[Dataset rows for apps and sites]
::::

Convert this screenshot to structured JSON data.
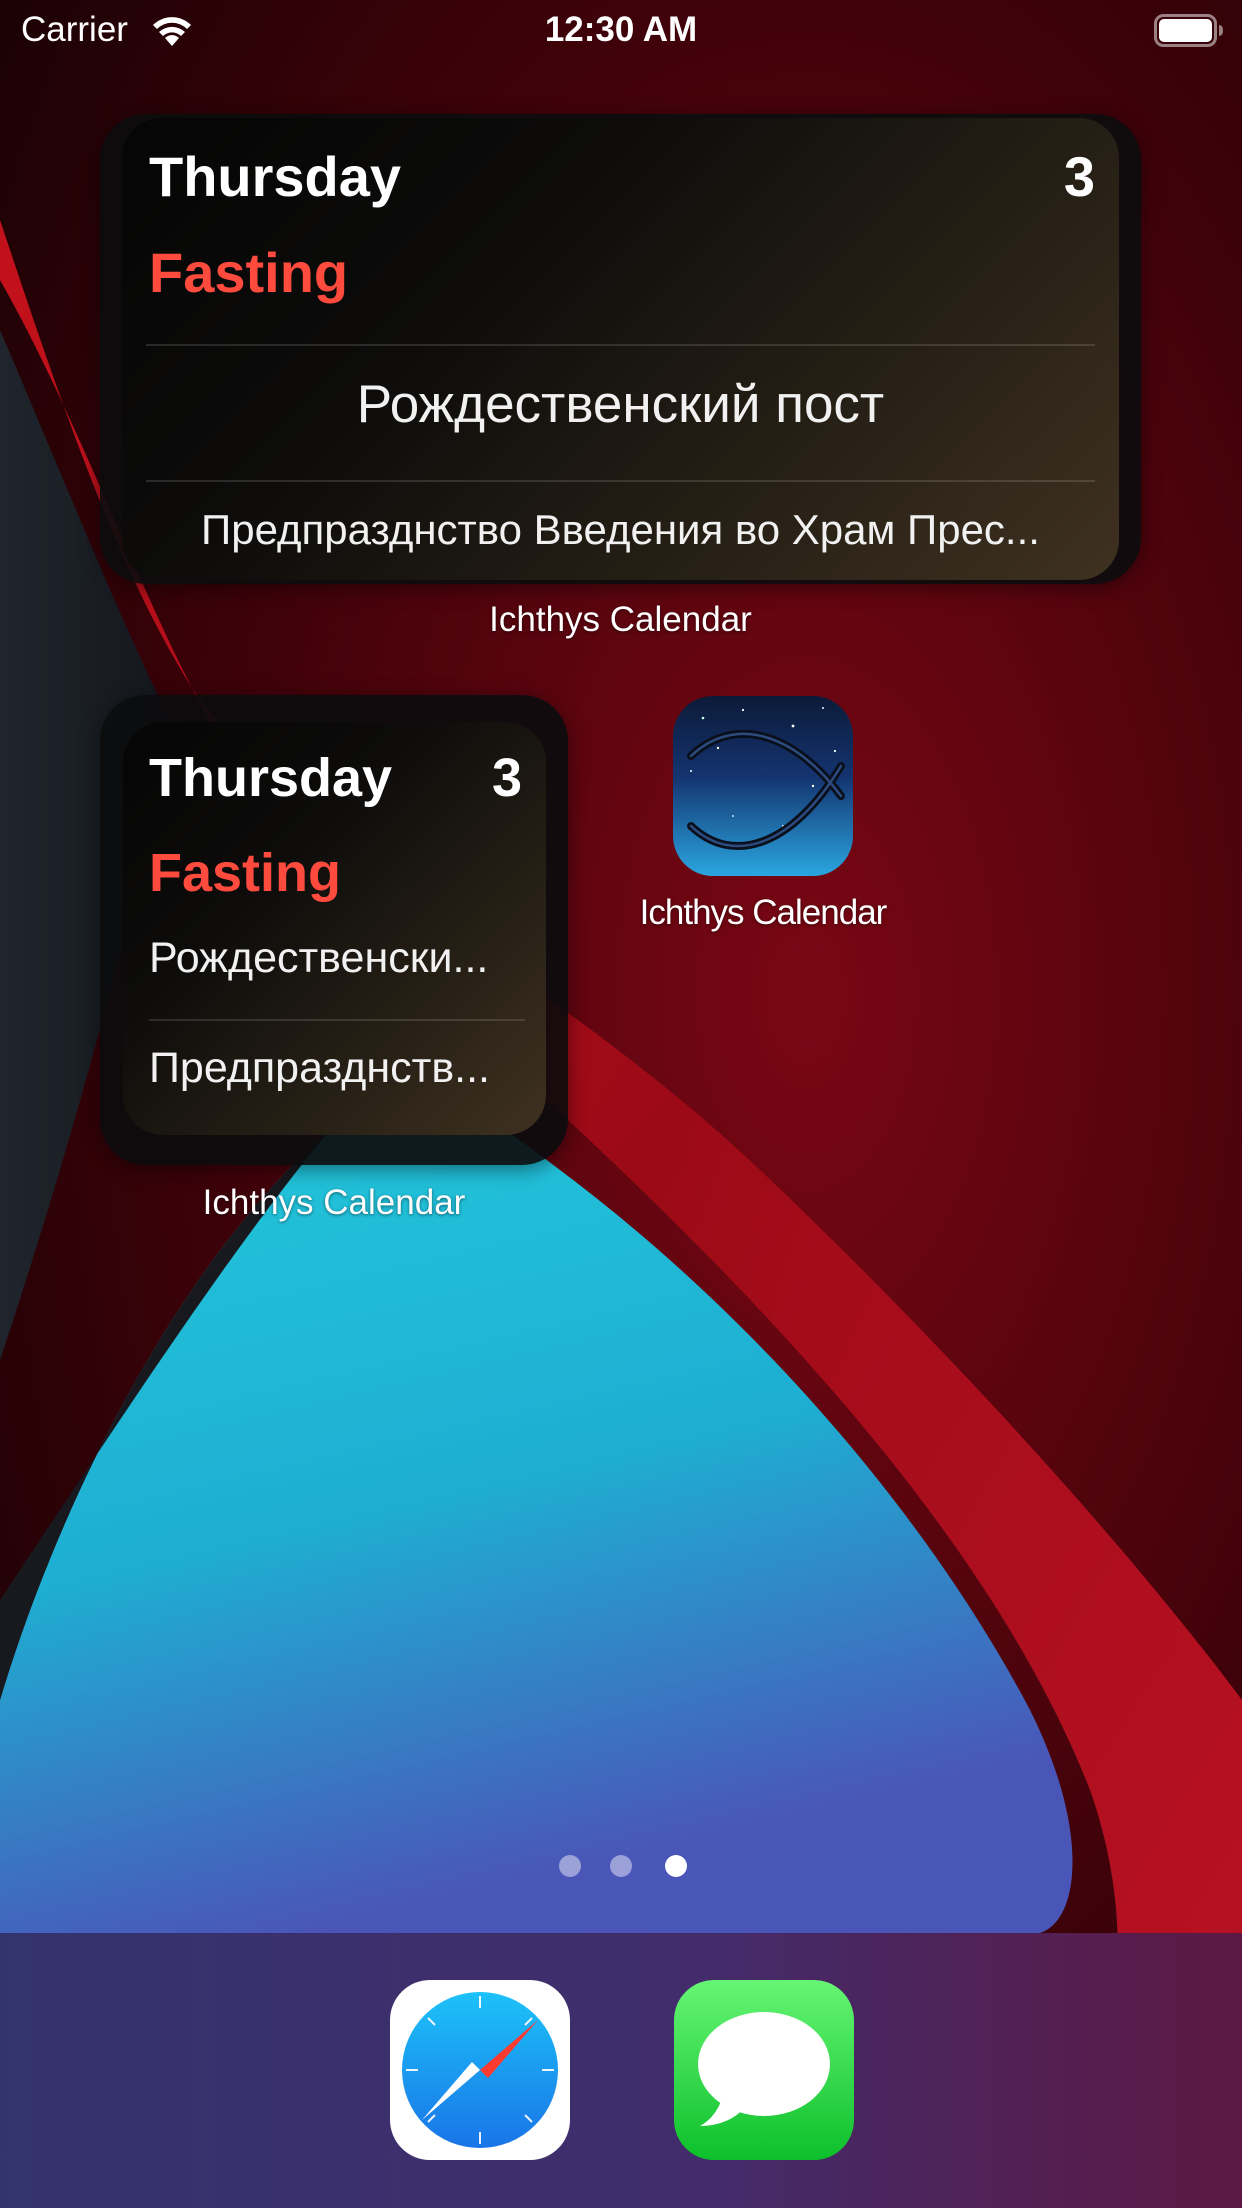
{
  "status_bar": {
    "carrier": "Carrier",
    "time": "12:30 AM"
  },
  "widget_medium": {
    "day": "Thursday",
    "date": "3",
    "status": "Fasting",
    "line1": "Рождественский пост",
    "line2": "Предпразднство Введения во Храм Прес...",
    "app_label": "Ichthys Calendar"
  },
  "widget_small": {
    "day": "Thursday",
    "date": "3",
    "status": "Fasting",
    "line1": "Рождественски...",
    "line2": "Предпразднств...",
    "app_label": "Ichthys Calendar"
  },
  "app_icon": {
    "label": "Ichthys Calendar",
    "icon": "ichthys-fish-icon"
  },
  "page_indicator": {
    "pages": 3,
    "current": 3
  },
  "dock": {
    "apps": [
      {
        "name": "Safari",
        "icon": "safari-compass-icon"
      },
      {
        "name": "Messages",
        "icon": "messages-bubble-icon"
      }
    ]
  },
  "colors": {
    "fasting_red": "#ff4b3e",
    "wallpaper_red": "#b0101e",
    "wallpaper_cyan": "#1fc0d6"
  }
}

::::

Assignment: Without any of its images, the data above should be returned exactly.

Answer area:
Convert this screenshot to structured JSON data.
{
  "status_bar": {
    "carrier": "Carrier",
    "time": "12:30 AM"
  },
  "widget_medium": {
    "day": "Thursday",
    "date": "3",
    "status": "Fasting",
    "line1": "Рождественский пост",
    "line2": "Предпразднство Введения во Храм Прес...",
    "app_label": "Ichthys Calendar"
  },
  "widget_small": {
    "day": "Thursday",
    "date": "3",
    "status": "Fasting",
    "line1": "Рождественски...",
    "line2": "Предпразднств...",
    "app_label": "Ichthys Calendar"
  },
  "app_icon": {
    "label": "Ichthys Calendar",
    "icon": "ichthys-fish-icon"
  },
  "page_indicator": {
    "pages": 3,
    "current": 3
  },
  "dock": {
    "apps": [
      {
        "name": "Safari",
        "icon": "safari-compass-icon"
      },
      {
        "name": "Messages",
        "icon": "messages-bubble-icon"
      }
    ]
  },
  "colors": {
    "fasting_red": "#ff4b3e",
    "wallpaper_red": "#b0101e",
    "wallpaper_cyan": "#1fc0d6"
  }
}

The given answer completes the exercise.